“The new RI labels will provide the most basic, bare bones information that we need Rhode Islanders to have in order to produce good quality recycling,” says Krystal Noiseux, RIRRC’s Education and Outreach Manager. “They don’t drill down into every detail you need to be a perfect recycler, rather they focus on using pictures, and providing only the essential rules that anyone can easily follow, starting in elementary school.”

School is precisely where the initiative will begin. RIRRC is kicking off things immediately by distributing free standardized labels to every public school in Rhode Island. Beginning in July, RIRRC will also provide free labels for recycling bins to every state agency, and to municipalities for use in municipal buildings and other public spaces. Private businesses and institutions, including private schools, will also have access to free labels at that time, if they pledge to fully participate in RI’s recycling program.

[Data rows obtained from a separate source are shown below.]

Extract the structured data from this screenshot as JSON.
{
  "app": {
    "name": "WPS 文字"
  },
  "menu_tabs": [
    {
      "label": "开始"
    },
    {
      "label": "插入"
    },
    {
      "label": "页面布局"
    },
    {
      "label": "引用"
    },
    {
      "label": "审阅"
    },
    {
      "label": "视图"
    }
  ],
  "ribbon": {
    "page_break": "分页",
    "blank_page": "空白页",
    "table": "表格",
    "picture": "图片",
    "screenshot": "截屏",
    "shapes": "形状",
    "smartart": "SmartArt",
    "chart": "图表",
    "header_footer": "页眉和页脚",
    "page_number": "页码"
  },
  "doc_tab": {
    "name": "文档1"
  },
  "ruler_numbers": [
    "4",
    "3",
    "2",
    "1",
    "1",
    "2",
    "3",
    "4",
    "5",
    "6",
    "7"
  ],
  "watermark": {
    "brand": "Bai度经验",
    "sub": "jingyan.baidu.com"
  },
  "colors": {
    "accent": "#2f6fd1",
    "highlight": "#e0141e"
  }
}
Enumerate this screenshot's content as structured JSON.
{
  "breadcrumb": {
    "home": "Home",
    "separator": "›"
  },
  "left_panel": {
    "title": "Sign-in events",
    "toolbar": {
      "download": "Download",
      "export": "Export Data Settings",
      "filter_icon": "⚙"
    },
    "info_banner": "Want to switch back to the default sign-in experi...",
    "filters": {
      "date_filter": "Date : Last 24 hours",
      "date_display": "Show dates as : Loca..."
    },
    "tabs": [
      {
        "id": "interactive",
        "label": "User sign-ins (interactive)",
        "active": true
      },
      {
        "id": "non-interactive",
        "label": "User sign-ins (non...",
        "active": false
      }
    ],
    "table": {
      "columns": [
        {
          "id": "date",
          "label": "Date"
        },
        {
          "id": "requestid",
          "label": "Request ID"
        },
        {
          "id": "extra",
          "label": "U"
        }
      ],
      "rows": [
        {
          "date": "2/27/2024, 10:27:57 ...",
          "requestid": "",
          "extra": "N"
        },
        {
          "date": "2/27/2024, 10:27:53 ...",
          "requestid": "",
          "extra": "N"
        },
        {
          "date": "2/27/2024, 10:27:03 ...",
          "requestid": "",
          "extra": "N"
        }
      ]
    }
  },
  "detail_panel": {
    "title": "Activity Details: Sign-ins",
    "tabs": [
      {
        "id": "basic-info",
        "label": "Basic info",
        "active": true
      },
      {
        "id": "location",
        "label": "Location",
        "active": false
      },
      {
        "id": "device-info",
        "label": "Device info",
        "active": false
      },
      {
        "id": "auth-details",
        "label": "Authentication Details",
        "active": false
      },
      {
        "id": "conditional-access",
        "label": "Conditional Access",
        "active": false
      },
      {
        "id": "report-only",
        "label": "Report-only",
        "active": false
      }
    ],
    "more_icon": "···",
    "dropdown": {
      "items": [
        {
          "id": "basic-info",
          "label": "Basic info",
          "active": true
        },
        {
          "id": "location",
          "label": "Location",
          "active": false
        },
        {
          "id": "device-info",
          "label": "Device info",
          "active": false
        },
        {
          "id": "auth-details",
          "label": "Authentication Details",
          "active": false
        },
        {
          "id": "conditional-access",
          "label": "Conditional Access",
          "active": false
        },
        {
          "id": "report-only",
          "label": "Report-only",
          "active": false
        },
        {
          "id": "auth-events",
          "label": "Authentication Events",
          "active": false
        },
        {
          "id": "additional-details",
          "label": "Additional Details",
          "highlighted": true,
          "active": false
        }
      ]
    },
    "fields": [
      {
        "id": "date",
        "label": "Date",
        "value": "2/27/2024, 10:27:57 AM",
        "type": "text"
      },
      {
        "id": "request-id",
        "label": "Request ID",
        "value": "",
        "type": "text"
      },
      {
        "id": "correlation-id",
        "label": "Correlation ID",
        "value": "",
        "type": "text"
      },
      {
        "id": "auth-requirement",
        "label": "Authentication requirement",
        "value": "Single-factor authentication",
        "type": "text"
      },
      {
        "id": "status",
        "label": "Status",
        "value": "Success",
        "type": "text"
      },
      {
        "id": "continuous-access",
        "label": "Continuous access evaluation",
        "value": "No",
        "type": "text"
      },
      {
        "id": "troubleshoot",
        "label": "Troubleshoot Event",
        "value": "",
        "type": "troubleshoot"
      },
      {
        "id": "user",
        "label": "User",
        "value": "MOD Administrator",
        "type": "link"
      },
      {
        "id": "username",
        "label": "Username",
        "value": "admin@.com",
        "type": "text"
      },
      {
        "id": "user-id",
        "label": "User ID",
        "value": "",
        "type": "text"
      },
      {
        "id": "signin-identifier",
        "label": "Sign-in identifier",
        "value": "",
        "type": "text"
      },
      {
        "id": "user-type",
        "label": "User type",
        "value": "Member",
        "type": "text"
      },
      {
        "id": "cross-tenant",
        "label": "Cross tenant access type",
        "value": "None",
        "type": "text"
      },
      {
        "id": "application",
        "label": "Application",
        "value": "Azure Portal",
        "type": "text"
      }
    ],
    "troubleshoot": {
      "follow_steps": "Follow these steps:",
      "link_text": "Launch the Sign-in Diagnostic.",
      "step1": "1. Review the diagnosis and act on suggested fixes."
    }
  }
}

“Through such initiatives as the Green Ribbon Schools program and through our school-construction regulations that require dedicated space within new school buildings for recycling, Rhode Island schools have been environmental leaders,” remarked Ken Wagner, Rhode Island Education Commissioner. “Many Rhode Island educators work with their students on a variety of recycling projects to help their schools and their communities. Our students and educators are proud to lead the way toward recycling right.”

As the standardized labels make their way onto bins across the state, RIRRC hopes seeing them repeatedly will help to reinforce the most essential recycling rules, and therefore, good recycling habits. “We have a vision,” says Noiseux, “of a day where every child growing up in Rhode Island sees the same, basic, consistent recycling message on bins across Rhode Island—at  home, at school, at the park, at the mall, and eventually, at work.”

For more information, or to get labels for your public school now, contact knoiseux@rirrc.org.